Scott told me that this technology works in a couple of ways. Firstly, the technology gives a scent or a more pronounced scent to a food product. "This technology allows people to see the product and then smell it," Scott told me. Secondly, it can be used as a way to entice people from somewhere else to look for a certain type of food, even if they can't see it. The hypoallergenic, FDA approved system can release as many as three scents into the air at once.
fresheners or incense are sticky-the smell can stick or adhere to surfaces once sprayed," Scott told me. "Our product is not. It is released into the air and dissipates within seconds."
The cost for the initial setup for this system is around $2,500, which includes some of the scents. You will need to buy replacement scents every two to three months. The cost for a replacement scent is between $100 and $150.
Signs that speak directly to customers

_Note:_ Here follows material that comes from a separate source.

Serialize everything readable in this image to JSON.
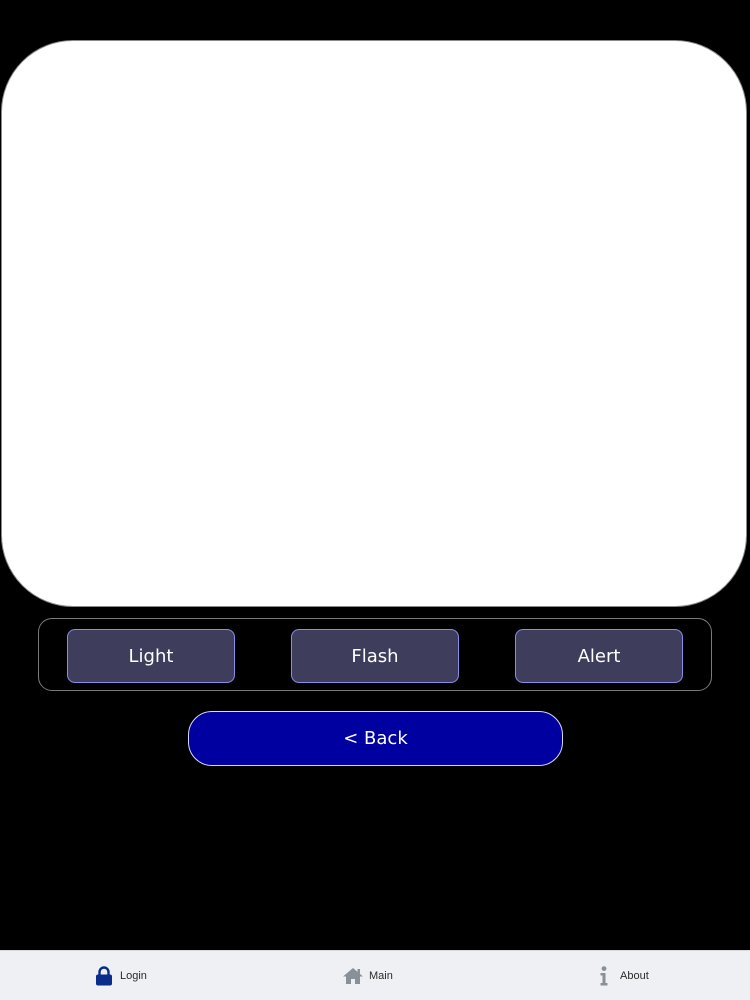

Invented by a man called Woody Norris, president of the American Technology Corporation, HyperSonic Sounds? allows advertisers a new and innovative way to target a specific public. According to the American Technology Corporation website, HSS? is a highly directional band of ultrasonic energy that forms a column of sound that can only be heard if someone is standing in the path of the column. Translation: This technology is to sound what spotlighting is to lights. It focuses the sound down to such a point that only someone directly in the path of the "spotlight" can hear any noise from the system. This means that only your selected customer hears the information and even then, hears it as clearly as if someone were saying it straight into his or her ear. "(This technology) enhances speaker technology rather than working against it," said Robert Putnam, Investor in Media Relations at American Technology Corporation. "Several units can be used in a room to say different things, where only one thing can be said by a loudspeaker." It can be used for anything from private messages to the customers that hang over tables to advertisements while in line, including private jukeboxes and "silent" video games. This technology is in the beginning stages of marketing. According to Robert, over 300 companies are currently testing the system. "We're the first and only company to date to bring this revolutionary new audio technology to industrial and consumer application," Robert told me. The system ranges in size from hand to paddle sized. A basic setup costs between $800 and $1200. Here's an idea that could convert your television into a selling and promotional wonder. You could give cross promoting a try. Exchange ad space with a non-competitive company. For example advertise the cable company on your television in exchange for an ad through them. Also, look into national companies, such as beer or soft drinks, to see if they might be interested in advertising their product for a small fee. That way, you do more business, and they sell more of that particular product. Spreading the smells of your business benefits everyone. Your customer first smells, and then craves your food, which causes you to sell more pizza. In fact, Disney originally used this technology to do just that. With their food and rides on two different sides of the parks, they attracted people to their food by releasing scents into the air above their rides and the entrance to the parks. Being able to talk directly to your customer can only be a good thing. This technology cleans up the noise pollution in your business. Just think, using this technology, you can guarantee that your customer hears your message exactly when and where you want them to hear it without adding in a lot of the extra noise.